acts as a strong guiding hand for the students under that curriculum. All of this
can also link to inadequate socialisation during the childhood years, again with a
dysfunctional family institution which the child perceives as normal that leads
the child to behave in a socially unacceptable manner whilst in the education
institution, resulting in social isolation and exclusion.

As a result of this

exclusion, the child will not learn how to function as a productive member of
society once their tenure in the education institution has culminated. They will
be unable to obtain work or will not be able to maintain a job over a period of
time which leads them into a state of homelessness due to their inability to earn
a wage thereby causing them to rely on temporary accommodations or live in
circumstances counter to Australian societal housing norms, such as taking up
residence under a bridge or in an abandoned building.
As evidenced, a social problem affects a particular society at a particular
time and must be perceived as a problem that affects a large enough sample of
the population that needs to be resolved.

These criteria are met by

homelessness in Australia in its rate of 49 per 10,000 living in a state of

homelessness which is defined using the culturally and historically built meaning
of the word home by Chamberlain and MacKay (1992). Homelessness has been
acknowledged as a social problem by the government, evidenced by their
implementation of initiatives to alleviate the condition and the ABS censuses
and research into it. It can also be viewed accurately through the functionalists
social pathology model as being caused by dysfunctions within one or more
institution and inadequate socialisation.

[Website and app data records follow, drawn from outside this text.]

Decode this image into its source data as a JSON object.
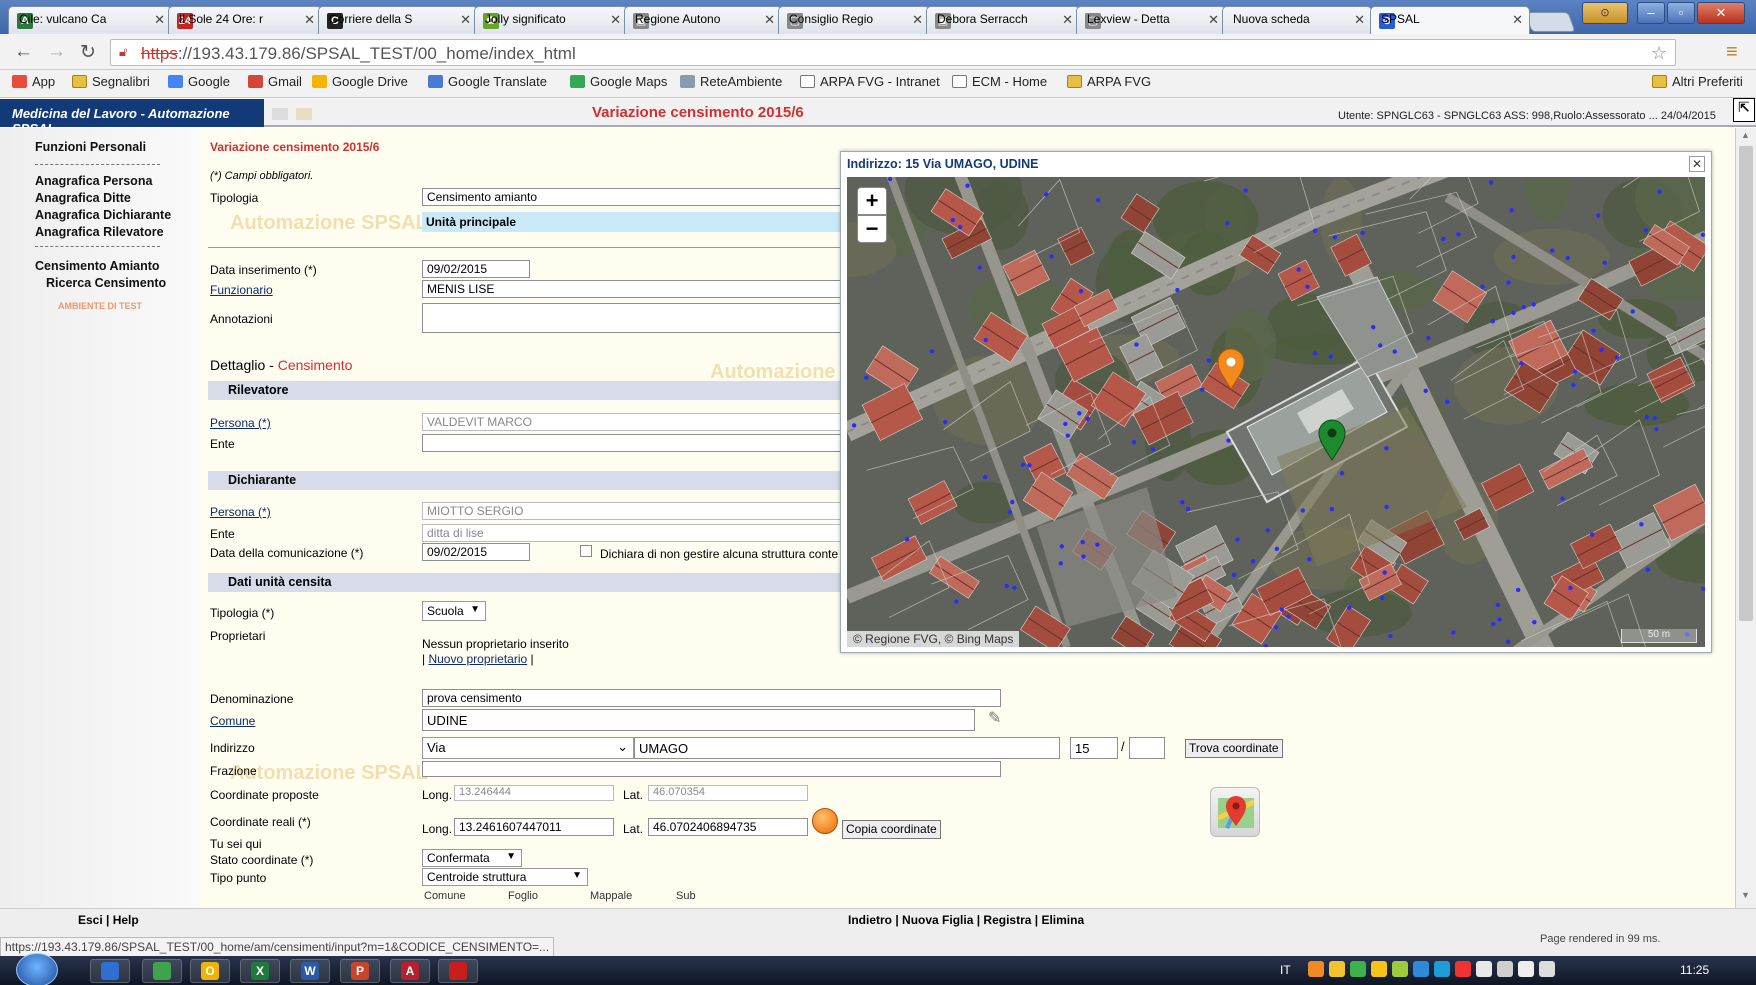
{
  "browser": {
    "tabs": [
      {
        "label": "Cile: vulcano Ca",
        "icon": "A",
        "color": "#2c7a3e"
      },
      {
        "label": "Il Sole 24 Ore: r",
        "icon": "24",
        "color": "#c42626"
      },
      {
        "label": "Corriere della S",
        "icon": "C",
        "color": "#222222"
      },
      {
        "label": "Jolly significato",
        "icon": "✿",
        "color": "#6aa32b"
      },
      {
        "label": "Regione Autono",
        "icon": "▣",
        "color": "#888888"
      },
      {
        "label": "Consiglio Regio",
        "icon": "▢",
        "color": "#888888"
      },
      {
        "label": "Debora Serracch",
        "icon": "▣",
        "color": "#888888"
      },
      {
        "label": "Lexview - Detta",
        "icon": "▢",
        "color": "#888888"
      },
      {
        "label": "Nuova scheda",
        "icon": "",
        "color": "#ffffff"
      },
      {
        "label": "SPSAL",
        "icon": "⊘",
        "color": "#2a5bd7"
      }
    ],
    "url_scheme": "https",
    "url_rest": "://193.43.179.86/SPSAL_TEST/00_home/index_html",
    "bookmarks": [
      "App",
      "Segnalibri",
      "Google",
      "Gmail",
      "Google Drive",
      "Google Translate",
      "Google Maps",
      "ReteAmbiente",
      "ARPA FVG - Intranet",
      "ECM - Home",
      "ARPA FVG"
    ],
    "other_bookmarks": "Altri Preferiti"
  },
  "app": {
    "title": "Medicina del Lavoro - Automazione SPSAL",
    "heading": "Variazione censimento 2015/6",
    "user_info": "Utente: SPNGLC63 - SPNGLC63 ASS: 998,Ruolo:Assessorato ... 24/04/2015",
    "watermark": "Automazione SPSAL"
  },
  "sidebar": {
    "section1": "Funzioni Personali",
    "items": [
      "Anagrafica Persona",
      "Anagrafica Ditte",
      "Anagrafica Dichiarante",
      "Anagrafica Rilevatore"
    ],
    "section2": "Censimento Amianto",
    "sub": "Ricerca Censimento",
    "env": "AMBIENTE DI TEST"
  },
  "form": {
    "title": "Variazione censimento 2015/6",
    "required_note": "(*) Campi obbligatori.",
    "tipologia_label": "Tipologia",
    "tipologia_value": "Censimento amianto",
    "unit_label": "Unità principale",
    "data_ins_label": "Data inserimento (*)",
    "data_ins_value": "09/02/2015",
    "funzionario_label": "Funzionario",
    "funzionario_value": "MENIS LISE",
    "annotazioni_label": "Annotazioni",
    "detail_prefix": "Dettaglio - ",
    "detail_red": "Censimento",
    "rilevatore_bar": "Rilevatore",
    "persona_label": "Persona (*)",
    "rilevatore_persona": "VALDEVIT MARCO",
    "ente_label": "Ente",
    "dichiarante_bar": "Dichiarante",
    "dichiarante_persona": "MIOTTO SERGIO",
    "dichiarante_ente": "ditta di lise",
    "data_com_label": "Data della comunicazione (*)",
    "data_com_value": "09/02/2015",
    "dichiara_label": "Dichiara di non gestire alcuna struttura conte",
    "unit_bar": "Dati unità censita",
    "tipologia_req_label": "Tipologia (*)",
    "tipologia_req_value": "Scuola",
    "proprietari_label": "Proprietari",
    "proprietari_none": "Nessun proprietario inserito",
    "nuovo_proprietario": "Nuovo proprietario",
    "denominazione_label": "Denominazione",
    "denominazione_value": "prova censimento",
    "comune_label": "Comune",
    "comune_value": "UDINE",
    "indirizzo_label": "Indirizzo",
    "indirizzo_tipo": "Via",
    "indirizzo_nome": "UMAGO",
    "indirizzo_civico": "15",
    "trova_btn": "Trova coordinate",
    "frazione_label": "Frazione",
    "coord_prop_label": "Coordinate proposte",
    "long_label": "Long.",
    "lat_label": "Lat.",
    "long_prop": "13.246444",
    "lat_prop": "46.070354",
    "coord_real_label": "Coordinate reali (*)",
    "long_real": "13.2461607447011",
    "lat_real": "46.0702406894735",
    "copia_btn": "Copia coordinate",
    "tu_sei_qui": "Tu sei qui",
    "stato_label": "Stato coordinate (*)",
    "stato_value": "Confermata",
    "tipo_punto_label": "Tipo punto",
    "tipo_punto_value": "Centroide struttura",
    "cat_cols": [
      "Comune",
      "Foglio",
      "Mappale",
      "Sub"
    ]
  },
  "map": {
    "title": "Indirizzo: 15 Via UMAGO, UDINE",
    "attribution": "© Regione FVG, © Bing Maps",
    "scale": "50 m",
    "pin_colors": {
      "proposed": "#f28a1c",
      "real": "#1e8a2f"
    }
  },
  "footer": {
    "esci": "Esci",
    "help": "Help",
    "actions": [
      "Indietro",
      "Nuova Figlia",
      "Registra",
      "Elimina"
    ],
    "rendered": "Page rendered in 99 ms.",
    "status_url": "https://193.43.179.86/SPSAL_TEST/00_home/am/censimenti/input?m=1&CODICE_CENSIMENTO=..."
  },
  "taskbar": {
    "apps": [
      "",
      "",
      "O",
      "X",
      "W",
      "P",
      "A",
      ""
    ],
    "lang": "IT",
    "clock": "11:25"
  }
}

Australian Bureau of Statistics. (2012, November 12). Census of Population and
Housing: Estimating Homelessness, 2011. Retrieved from Australian
Bureau of Statistics: http://www.abs.gov.au/
Bursik, R. (1988). Social Disorganization and Theories of Crime and Delinquency:
Problems and Prospects. Criminology, 26 (4) pp. 519-551.
Chamberlain, C., MacKay D. (1992). Understanding Contemporary Homelessness:
Issues fo Definition and Meaning. Australian Journal of Social Issues, 27 (4)
pp. 274-297.
Council of Australian Governments. (nd). Housing and Homelessness Reform
Agenda. Retrieved from Council of Australian Governments:
Homelessness Australia. (2013, April). Factsheet: Homelessness in Australia.
Retrieved from Homelessness Australia:
Levine, D. (1995). The organism metaphor in sociology. Social Research, 62 (2)
pp. 293.
Mooney, L., Knox, D., & Schacht, C. (2015). Understanding Social Problems.
Connecticut, USA: Cengage Learning. pp. 2-4; 8-9.